▶ Work item: Copy out the entries exactly. Print them in full.

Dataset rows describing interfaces
____

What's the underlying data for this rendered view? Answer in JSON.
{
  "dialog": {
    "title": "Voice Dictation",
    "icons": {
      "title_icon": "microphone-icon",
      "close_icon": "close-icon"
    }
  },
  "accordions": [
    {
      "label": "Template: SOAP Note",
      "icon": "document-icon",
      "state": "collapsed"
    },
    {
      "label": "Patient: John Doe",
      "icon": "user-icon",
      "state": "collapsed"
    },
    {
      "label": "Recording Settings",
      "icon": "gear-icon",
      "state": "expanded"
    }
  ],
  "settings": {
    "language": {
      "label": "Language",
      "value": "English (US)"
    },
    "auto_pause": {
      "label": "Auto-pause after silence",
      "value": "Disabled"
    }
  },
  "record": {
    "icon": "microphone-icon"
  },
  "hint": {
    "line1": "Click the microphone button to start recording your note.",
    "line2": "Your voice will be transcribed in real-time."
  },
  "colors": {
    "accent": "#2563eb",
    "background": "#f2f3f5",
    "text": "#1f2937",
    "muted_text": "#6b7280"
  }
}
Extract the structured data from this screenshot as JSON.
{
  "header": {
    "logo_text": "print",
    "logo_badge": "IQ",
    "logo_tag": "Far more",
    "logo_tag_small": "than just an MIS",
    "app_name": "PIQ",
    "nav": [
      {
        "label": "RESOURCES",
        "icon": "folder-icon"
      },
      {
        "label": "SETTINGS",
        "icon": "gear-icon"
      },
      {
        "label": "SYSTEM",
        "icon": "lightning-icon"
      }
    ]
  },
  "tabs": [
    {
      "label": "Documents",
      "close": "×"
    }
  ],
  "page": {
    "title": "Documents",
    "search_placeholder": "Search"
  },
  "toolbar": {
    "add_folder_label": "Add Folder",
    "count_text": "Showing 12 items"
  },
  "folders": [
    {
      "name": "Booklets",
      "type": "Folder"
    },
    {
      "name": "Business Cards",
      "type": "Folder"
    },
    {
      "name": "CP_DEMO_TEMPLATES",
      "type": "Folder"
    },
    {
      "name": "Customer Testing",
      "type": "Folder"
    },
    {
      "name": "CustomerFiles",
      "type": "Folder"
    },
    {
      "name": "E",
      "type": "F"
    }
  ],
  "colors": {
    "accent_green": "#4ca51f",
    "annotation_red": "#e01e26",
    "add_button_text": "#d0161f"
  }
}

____

▶ The completed task:
What's the underlying data for this rendered view? Answer in JSON.
{
  "dialog": {
    "title": "Voice Dictation",
    "icons": {
      "title_icon": "microphone-icon",
      "close_icon": "close-icon"
    }
  },
  "accordions": [
    {
      "label": "Template: SOAP Note",
      "icon": "document-icon",
      "state": "collapsed"
    },
    {
      "label": "Patient: John Doe",
      "icon": "user-icon",
      "state": "collapsed"
    },
    {
      "label": "Recording Settings",
      "icon": "gear-icon",
      "state": "expanded"
    }
  ],
  "settings": {
    "language": {
      "label": "Language",
      "value": "English (US)"
    },
    "auto_pause": {
      "label": "Auto-pause after silence",
      "value": "Disabled"
    }
  },
  "record": {
    "icon": "microphone-icon"
  },
  "hint": {
    "line1": "Click the microphone button to start recording your note.",
    "line2": "Your voice will be transcribed in real-time."
  },
  "colors": {
    "accent": "#2563eb",
    "background": "#f2f3f5",
    "text": "#1f2937",
    "muted_text": "#6b7280"
  }
}
Extract the structured data from this screenshot as JSON.
{
  "header": {
    "logo_text": "print",
    "logo_badge": "IQ",
    "logo_tag": "Far more",
    "logo_tag_small": "than just an MIS",
    "app_name": "PIQ",
    "nav": [
      {
        "label": "RESOURCES",
        "icon": "folder-icon"
      },
      {
        "label": "SETTINGS",
        "icon": "gear-icon"
      },
      {
        "label": "SYSTEM",
        "icon": "lightning-icon"
      }
    ]
  },
  "tabs": [
    {
      "label": "Documents",
      "close": "×"
    }
  ],
  "page": {
    "title": "Documents",
    "search_placeholder": "Search"
  },
  "toolbar": {
    "add_folder_label": "Add Folder",
    "count_text": "Showing 12 items"
  },
  "folders": [
    {
      "name": "Booklets",
      "type": "Folder"
    },
    {
      "name": "Business Cards",
      "type": "Folder"
    },
    {
      "name": "CP_DEMO_TEMPLATES",
      "type": "Folder"
    },
    {
      "name": "Customer Testing",
      "type": "Folder"
    },
    {
      "name": "CustomerFiles",
      "type": "Folder"
    },
    {
      "name": "E",
      "type": "F"
    }
  ],
  "colors": {
    "accent_green": "#4ca51f",
    "annotation_red": "#e01e26",
    "add_button_text": "#d0161f"
  }
}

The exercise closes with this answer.